(What you should do)
Copy out the data word for word. The images are not part of the copy.

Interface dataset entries

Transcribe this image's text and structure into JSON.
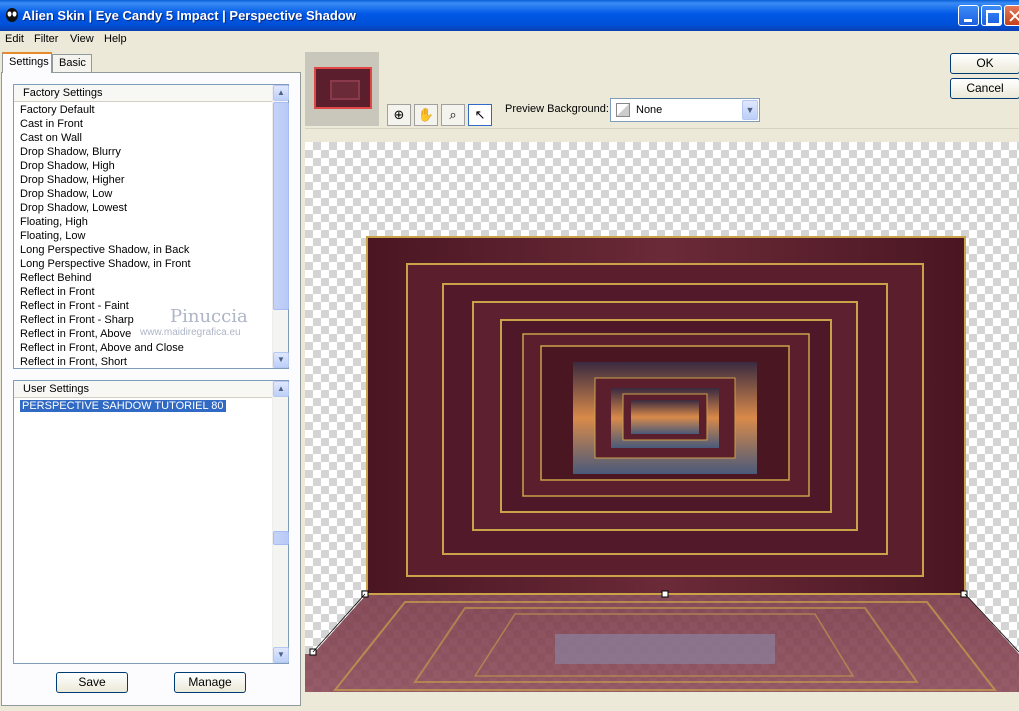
{
  "window": {
    "title": "Alien Skin  |  Eye Candy 5 Impact  |  Perspective Shadow"
  },
  "menu": [
    "Edit",
    "Filter",
    "View",
    "Help"
  ],
  "tabs": [
    "Settings",
    "Basic"
  ],
  "factory": {
    "header": "Factory Settings",
    "items": [
      "Factory Default",
      "Cast in Front",
      "Cast on Wall",
      "Drop Shadow, Blurry",
      "Drop Shadow, High",
      "Drop Shadow, Higher",
      "Drop Shadow, Low",
      "Drop Shadow, Lowest",
      "Floating, High",
      "Floating, Low",
      "Long Perspective Shadow, in Back",
      "Long Perspective Shadow, in Front",
      "Reflect Behind",
      "Reflect in Front",
      "Reflect in Front - Faint",
      "Reflect in Front - Sharp",
      "Reflect in Front, Above",
      "Reflect in Front, Above and Close",
      "Reflect in Front, Short"
    ]
  },
  "user": {
    "header": "User Settings",
    "items": [
      "PERSPECTIVE SAHDOW TUTORIEL 80"
    ],
    "selected_index": 0
  },
  "buttons": {
    "save": "Save",
    "manage": "Manage",
    "ok": "OK",
    "cancel": "Cancel"
  },
  "toolbar": {
    "tools": [
      "zoom-fit-icon",
      "hand-icon",
      "magnifier-icon",
      "arrow-pointer-icon"
    ],
    "active_tool": "arrow-pointer-icon"
  },
  "preview_background": {
    "label": "Preview Background:",
    "value": "None"
  },
  "watermark": {
    "line1": "Pinuccia",
    "line2": "www.maidiregrafica.eu"
  },
  "colors": {
    "titlebar": "#0058e6",
    "frame": "#5a1e2c",
    "gold": "#c9a24a",
    "selection": "#316ac5"
  }
}
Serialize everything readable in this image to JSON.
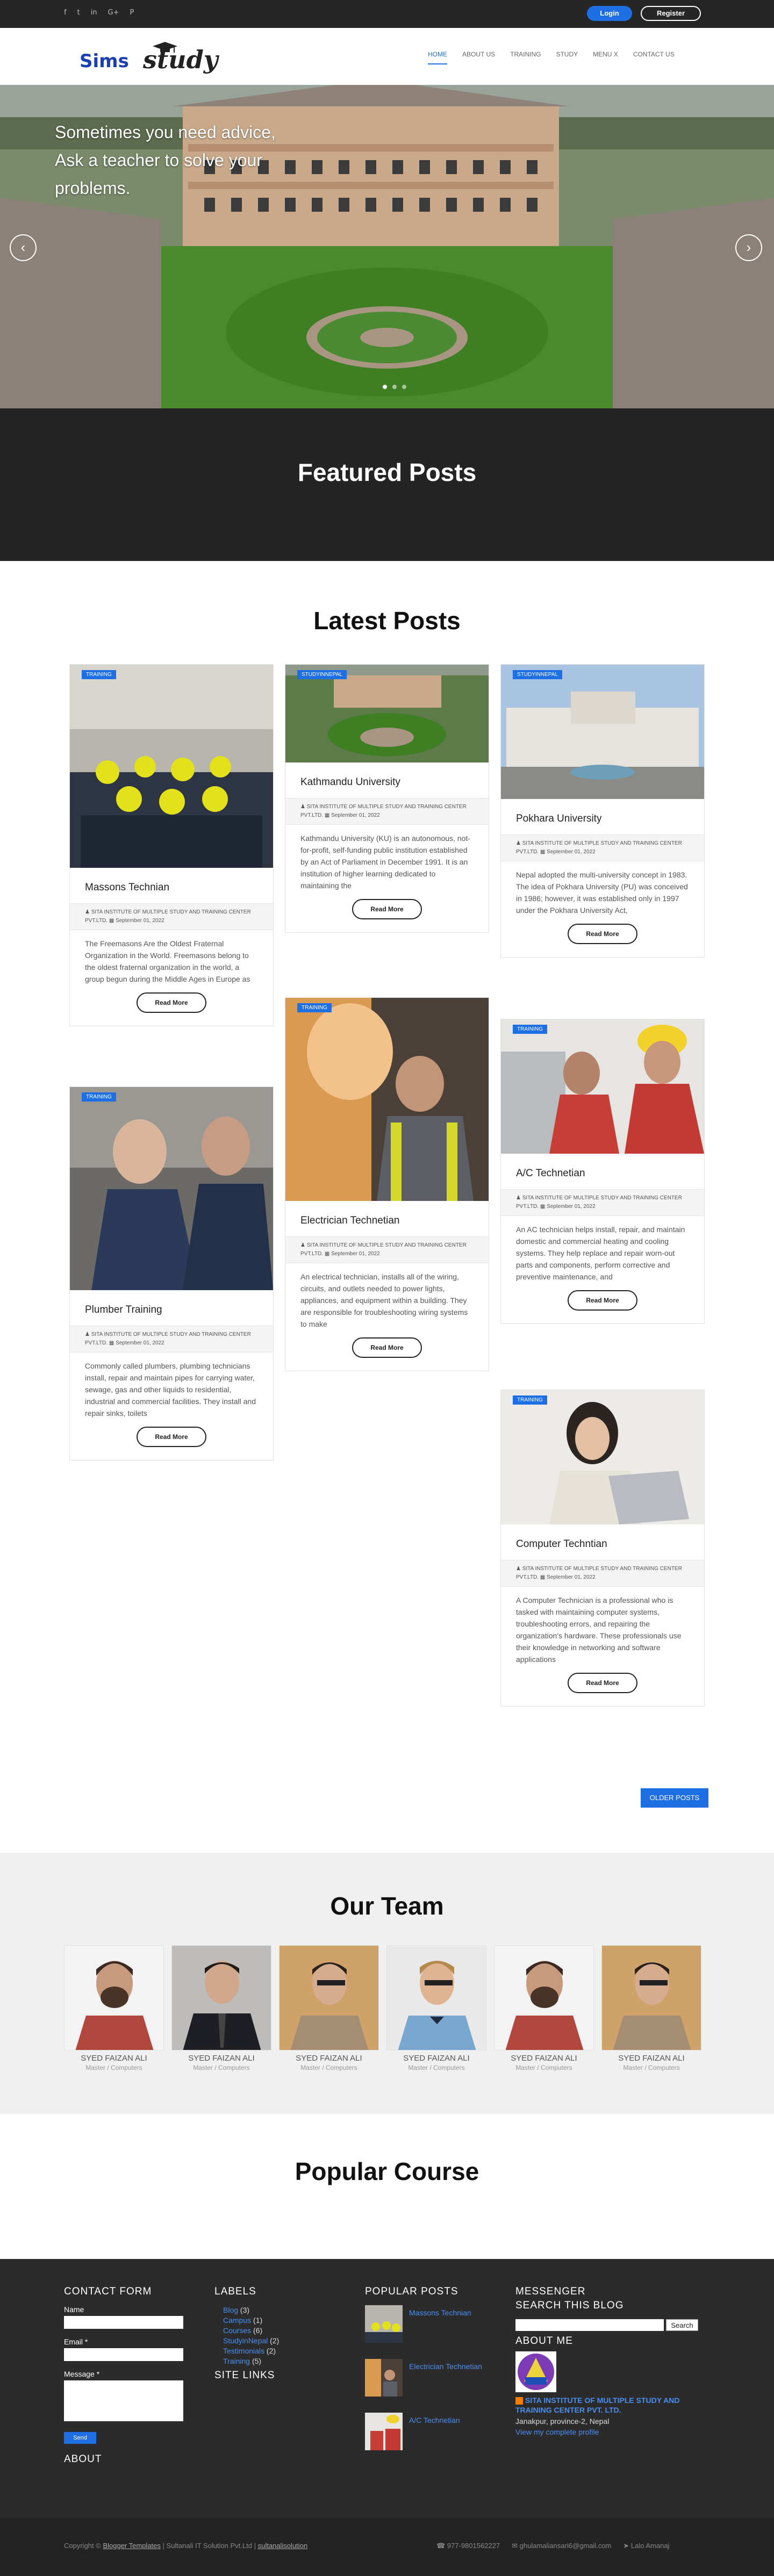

(Result of the exercise)
Transcribe this image's text and structure into JSON.
{
  "window": {
    "title": "Alien Skin  |  Eye Candy 5 Impact  |  Perspective Shadow"
  },
  "menu": [
    "Edit",
    "Filter",
    "View",
    "Help"
  ],
  "tabs": [
    "Settings",
    "Basic"
  ],
  "factory": {
    "header": "Factory Settings",
    "items": [
      "Factory Default",
      "Cast in Front",
      "Cast on Wall",
      "Drop Shadow, Blurry",
      "Drop Shadow, High",
      "Drop Shadow, Higher",
      "Drop Shadow, Low",
      "Drop Shadow, Lowest",
      "Floating, High",
      "Floating, Low",
      "Long Perspective Shadow, in Back",
      "Long Perspective Shadow, in Front",
      "Reflect Behind",
      "Reflect in Front",
      "Reflect in Front - Faint",
      "Reflect in Front - Sharp",
      "Reflect in Front, Above",
      "Reflect in Front, Above and Close",
      "Reflect in Front, Short"
    ]
  },
  "user": {
    "header": "User Settings",
    "items": [
      "PERSPECTIVE SAHDOW TUTORIEL 80"
    ],
    "selected_index": 0
  },
  "buttons": {
    "save": "Save",
    "manage": "Manage",
    "ok": "OK",
    "cancel": "Cancel"
  },
  "toolbar": {
    "tools": [
      "zoom-fit-icon",
      "hand-icon",
      "magnifier-icon",
      "arrow-pointer-icon"
    ],
    "active_tool": "arrow-pointer-icon"
  },
  "preview_background": {
    "label": "Preview Background:",
    "value": "None"
  },
  "watermark": {
    "line1": "Pinuccia",
    "line2": "www.maidiregrafica.eu"
  },
  "colors": {
    "titlebar": "#0058e6",
    "frame": "#5a1e2c",
    "gold": "#c9a24a",
    "selection": "#316ac5"
  }
}
Serialize everything readable in this image to JSON.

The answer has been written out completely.